Exercise goal =
Please write out all of the entries without altering anything.

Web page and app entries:
• • • •

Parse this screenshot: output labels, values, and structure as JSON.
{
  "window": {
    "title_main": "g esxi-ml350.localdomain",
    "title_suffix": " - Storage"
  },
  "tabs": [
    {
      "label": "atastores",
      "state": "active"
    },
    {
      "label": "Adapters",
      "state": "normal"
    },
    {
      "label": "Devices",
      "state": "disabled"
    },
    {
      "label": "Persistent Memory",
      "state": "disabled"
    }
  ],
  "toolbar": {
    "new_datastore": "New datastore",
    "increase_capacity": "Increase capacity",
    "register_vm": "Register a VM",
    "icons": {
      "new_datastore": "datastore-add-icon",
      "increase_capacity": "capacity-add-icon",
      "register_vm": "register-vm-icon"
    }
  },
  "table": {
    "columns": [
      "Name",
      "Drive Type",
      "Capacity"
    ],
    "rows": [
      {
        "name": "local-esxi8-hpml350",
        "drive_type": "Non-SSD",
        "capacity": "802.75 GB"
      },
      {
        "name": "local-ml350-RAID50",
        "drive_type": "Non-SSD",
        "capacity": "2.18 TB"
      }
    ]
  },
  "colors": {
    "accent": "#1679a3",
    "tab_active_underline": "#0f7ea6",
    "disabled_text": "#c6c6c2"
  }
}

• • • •

Result of this task =
Parse this screenshot: output labels, values, and structure as JSON.
{
  "window": {
    "title_main": "g esxi-ml350.localdomain",
    "title_suffix": " - Storage"
  },
  "tabs": [
    {
      "label": "atastores",
      "state": "active"
    },
    {
      "label": "Adapters",
      "state": "normal"
    },
    {
      "label": "Devices",
      "state": "disabled"
    },
    {
      "label": "Persistent Memory",
      "state": "disabled"
    }
  ],
  "toolbar": {
    "new_datastore": "New datastore",
    "increase_capacity": "Increase capacity",
    "register_vm": "Register a VM",
    "icons": {
      "new_datastore": "datastore-add-icon",
      "increase_capacity": "capacity-add-icon",
      "register_vm": "register-vm-icon"
    }
  },
  "table": {
    "columns": [
      "Name",
      "Drive Type",
      "Capacity"
    ],
    "rows": [
      {
        "name": "local-esxi8-hpml350",
        "drive_type": "Non-SSD",
        "capacity": "802.75 GB"
      },
      {
        "name": "local-ml350-RAID50",
        "drive_type": "Non-SSD",
        "capacity": "2.18 TB"
      }
    ]
  },
  "colors": {
    "accent": "#1679a3",
    "tab_active_underline": "#0f7ea6",
    "disabled_text": "#c6c6c2"
  }
}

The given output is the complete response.